Taking notice immediately was Joan Van Ark, who met Gian in the makeup trailer. “I said, ‘Hi, my name is Joey.’ And she said, ‘ Oh yeah–you’re the little son of a bitch that’s going to keep us on our toes.’ it was the utmost compliment.” The producers also took note, and Gian, originally booked for just 10 or 12 shows, wound up doing a full season. “The relationship between Tom and Paige became real hot,” says Kasha.

Most male viewers might think playing love scenes opposite Sheridan–picked by People magazine recently as one of the most beautiful women in the world–would be payment enough. “I said a lot of nice things about her to one interviewer–that she had a European, sophisticated sexiness,” says Gian. “And then, after the interview was wrapped, they said, ‘Sounds like you really enjoy working with her.’ And I said, ‘I really do. Sometimes she’ll walk on the set, and I’ll turn around and go, wow!’ And that’s all they printed: ‘Sometimes she’ll walk on the set, and I’ll go, wow!’ ”

Gian also acknowledges that career-wise, the romance with Paige had another bonus. “It was a great opportunity, especially because I had just finished a two-season run on Hooperman, where I played Rick Silardi, a police officer who happened to be Gay.” Gian admits he had to be talked into taking that role by Hooperman’s executive producer, Steven Bochco. “Of course, I hesitated–I’m from Brooklyn,” kids Gian, who nonetheless had genuine reservations. “A lot of actors have cursed their careers, in a senceplaying a gay character.” n Gian uses Sheridan’s real-life boyfriend, L.A. Law’s Harry Hamlin–who played a gay character in the bland 1982 film “Making Love”–as an example. “It really did hurt his career for a while,” says Gian.

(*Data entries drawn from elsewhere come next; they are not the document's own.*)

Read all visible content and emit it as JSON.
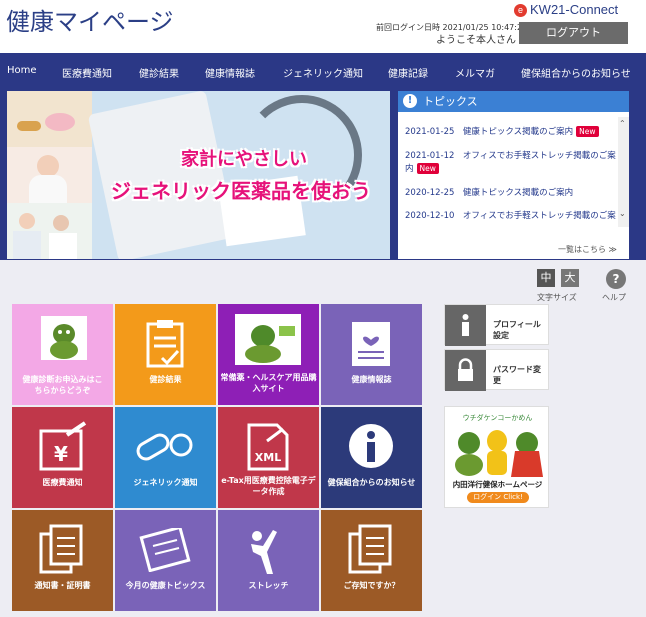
{
  "header": {
    "site_title": "健康マイページ",
    "brand": "KW21-Connect",
    "last_login": "前回ログイン日時 2021/01/25 10:47:20",
    "welcome": "ようこそ本人さん",
    "logout": "ログアウト"
  },
  "nav": [
    "Home",
    "医療費通知",
    "健診結果",
    "健康情報誌",
    "ジェネリック通知",
    "健康記録",
    "メルマガ",
    "健保組合からのお知らせ"
  ],
  "banner": {
    "line1": "家計にやさしい",
    "line2": "ジェネリック医薬品を使おう"
  },
  "topics": {
    "title": "トピックス",
    "new_label": "New",
    "items": [
      {
        "text": "2021-01-25　健康トピックス掲載のご案内",
        "new": true
      },
      {
        "text": "2021-01-12　オフィスでお手軽ストレッチ掲載のご案内",
        "new": true
      },
      {
        "text": "2020-12-25　健康トピックス掲載のご案内",
        "new": false
      },
      {
        "text": "2020-12-10　オフィスでお手軽ストレッチ掲載のご案",
        "new": false
      }
    ],
    "more": "一覧はこちら"
  },
  "font_size": {
    "medium": "中",
    "large": "大",
    "label": "文字サイズ"
  },
  "help": {
    "icon": "?",
    "label": "ヘルプ"
  },
  "tiles": [
    {
      "label": "健康診断お申込みはこちらからどうぞ",
      "color": "#f3a8e6",
      "icon": "mascot-icon"
    },
    {
      "label": "健診結果",
      "color": "#f39a1a",
      "icon": "clipboard-check-icon"
    },
    {
      "label": "常備薬・ヘルスケア用品購入サイト",
      "color": "#8e1fb6",
      "icon": "mascot-icon"
    },
    {
      "label": "健康情報誌",
      "color": "#7a63b8",
      "icon": "magazine-heart-icon"
    },
    {
      "label": "医療費通知",
      "color": "#c0374a",
      "icon": "yen-syringe-icon"
    },
    {
      "label": "ジェネリック通知",
      "color": "#2f8bd0",
      "icon": "pills-icon"
    },
    {
      "label": "e-Tax用医療費控除電子データ作成",
      "color": "#c0374a",
      "icon": "xml-file-icon"
    },
    {
      "label": "健保組合からのお知らせ",
      "color": "#2c3a7a",
      "icon": "info-icon"
    },
    {
      "label": "通知書・証明書",
      "color": "#9c5a26",
      "icon": "documents-icon"
    },
    {
      "label": "今月の健康トピックス",
      "color": "#7a63b8",
      "icon": "newspaper-icon"
    },
    {
      "label": "ストレッチ",
      "color": "#7a63b8",
      "icon": "stretch-figure-icon"
    },
    {
      "label": "ご存知ですか？",
      "color": "#9c5a26",
      "icon": "documents-icon"
    }
  ],
  "side": {
    "profile": "プロフィール設定",
    "password": "パスワード変更",
    "mascot": {
      "caption": "ウチダケンコーかめん",
      "title": "内田洋行健保ホームページ",
      "login": "ログイン Click!"
    }
  }
}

Gian came to Bochco’s attention after a one-day stint on L.A. Law. But his first big break came in 1985, when he became a semifinalist in the male vocalist category on the syndicated talent series Star Search. “The exposure was phenomenal,” says Gian, who went on to appear in a few music videos, including two for Diana Ross.

Gian’s next challenge is becoming a film star. But after roles in six forgettable films (“A night in Heaven,” “Mad About You”), he’s still looking for that breakthrough role. “I was up for the part of James Caan’s illegitimate son in ‘The Godfather III,’ which my friend Andy Garcia got,” says Gian, who also narrowly missed out on the new Neil Simon movie starring Alec Baldwin and Kim Basinger. “I thought I was going to nail that baby, too. Let me tell you, not getting to work for a couple of months with Kim Basinger was a big letdown.”

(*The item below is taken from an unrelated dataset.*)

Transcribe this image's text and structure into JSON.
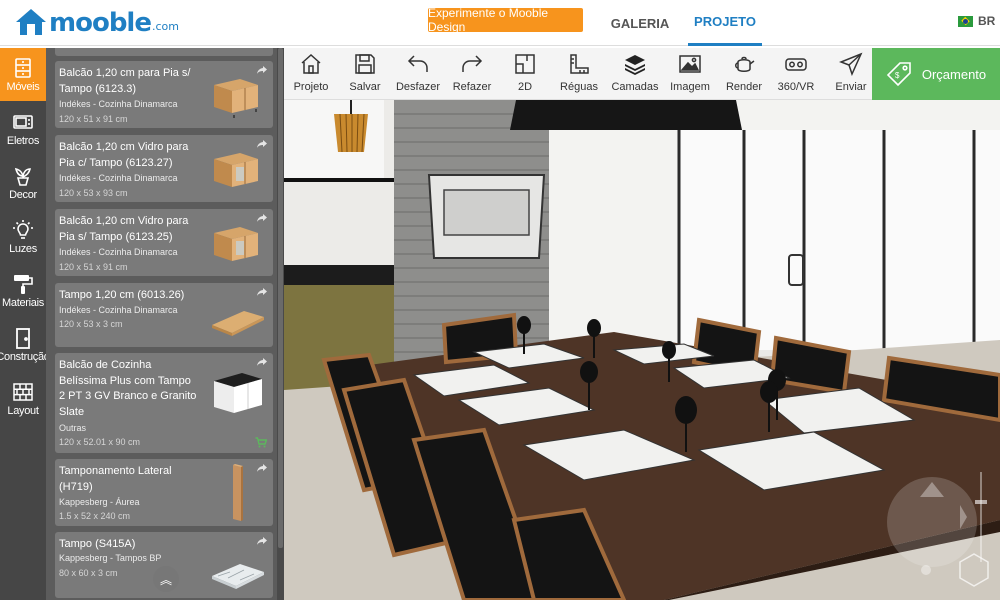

But Joseph, don’t you already work with Nicollette Sheridan?

“You’re right–Somebody wake me up!”